1066 Norman Conquest. William the Conqueror invades England and is crowned King. The use of a last name to identify a family is introduced by Norman landowners. (2)

Most individuals up to this time had been using a single given name such as Bealdwine, Cuthbert, Eadgyth. After the Norman invasion, given names like John, Richard and William would become more prominent in the generations to come. (9)
1086 The first "census" of England is commissioned by William the Conqueror in order to assess the value of his lands and resources.

Referred to as the "Doomsday Book", it contained extensive records about landowners, tenants and properties including names and values. (3). The Jones surname is not mentioned.
1279 The first documented recording of the Jones surname (Matilda Jones) appears in Huntingdonshire, England, in the Hundred Rolls of Buckinghamshire. (4)
1282-1536 Portions of Wales are consolidated and placed under English rule. Resistance from the Welsh is strong and it takes hundreds of years for the English to gain control.

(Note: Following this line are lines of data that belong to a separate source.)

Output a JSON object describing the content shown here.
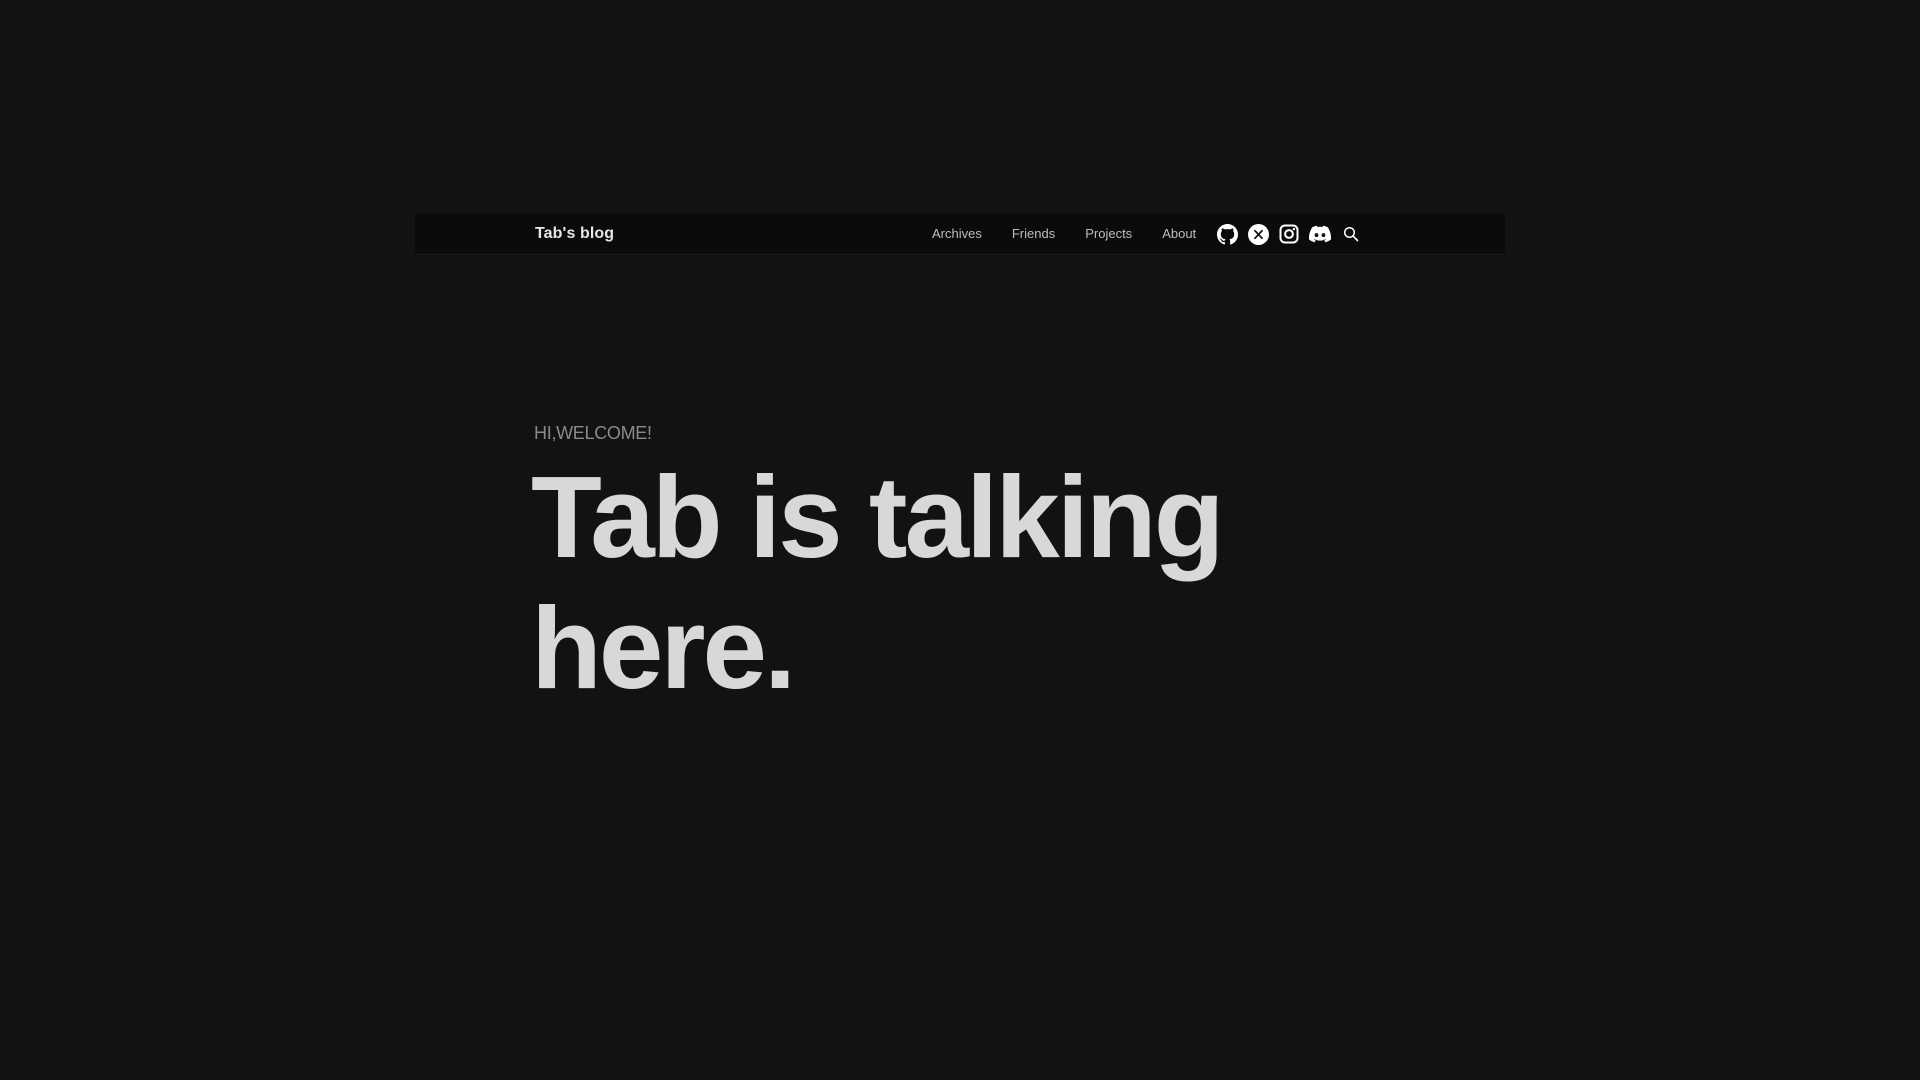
{
  "header": {
    "brand": "Tab's blog",
    "nav": [
      {
        "label": "Archives"
      },
      {
        "label": "Friends"
      },
      {
        "label": "Projects"
      },
      {
        "label": "About"
      }
    ],
    "icons": [
      "github-icon",
      "x-icon",
      "instagram-icon",
      "discord-icon",
      "search-icon"
    ]
  },
  "hero": {
    "kicker": "HI,WELCOME!",
    "title_line1": "Tab is talking",
    "title_line2": "here."
  },
  "colors": {
    "background": "#121212",
    "navbar_bg": "#0b0b0b",
    "text_primary": "#d8d8d8",
    "text_nav": "#bdbdbd",
    "text_muted": "#8a8a8a"
  }
}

The Welsh, which had been using patronymics to name individuals, begin to use the English styled (or anglicized) naming convention which combined a given name (first name) with a last name.
1536 England and Wales unite politically. The Acts of Union of 1536 and 1542 are introduced which prohibits the use of the Welsh language and requires the use of English for all official documents. This would have a profound impact on how Welsh names were recorded, because most were created and based on the Welsh language.
1538 Thomas Cromwell orders all parishes to record christenings, marriages, and burials in England and Wales.
1539 In Wales, the wealthier classes began to take surnames (last names) by decree. Most Welsh continued on with the patronymic naming convention and did not settle on a last name (including Jones) until a much later date. (5)
1587 First documented Jones living in America (Virginia). (6)
1790 First census taken in the United States. Names of the heads of households were taken. A total of 2,214 Joneses were documented in this first census. (7)
1837 Civil Registration in England and Wales begins.
1841 The first genealogically useful census is taken in the United Kingdom.

References and Sources:
1. Jones Last Name Origins (JonesGenealogy.com)
2. Family Names And Family HistoryOpens New Window by David Hey
3. The Doomsday Book OnlineOpens New Window at www.domesdaybook.co.uk
4. The Origin of English SurnamesOpens New Window by P. H. Reaney
5. The Surnames of WalesOpens New Window by John and Sheila Rowlands
6. The First Colonists, Documents on the Planting of the First English Settlements in North America, 1584-1590. North Carolina Department of Cultural Resources Division of Archives and History, 1982.
7. 1790 US Census at Ancestry.comOpens New Window
8. What's in a Name? (www.bbc.co.uk)Opens New Window
9. Before Surnames (www.bbc.co.uk)Opens New Window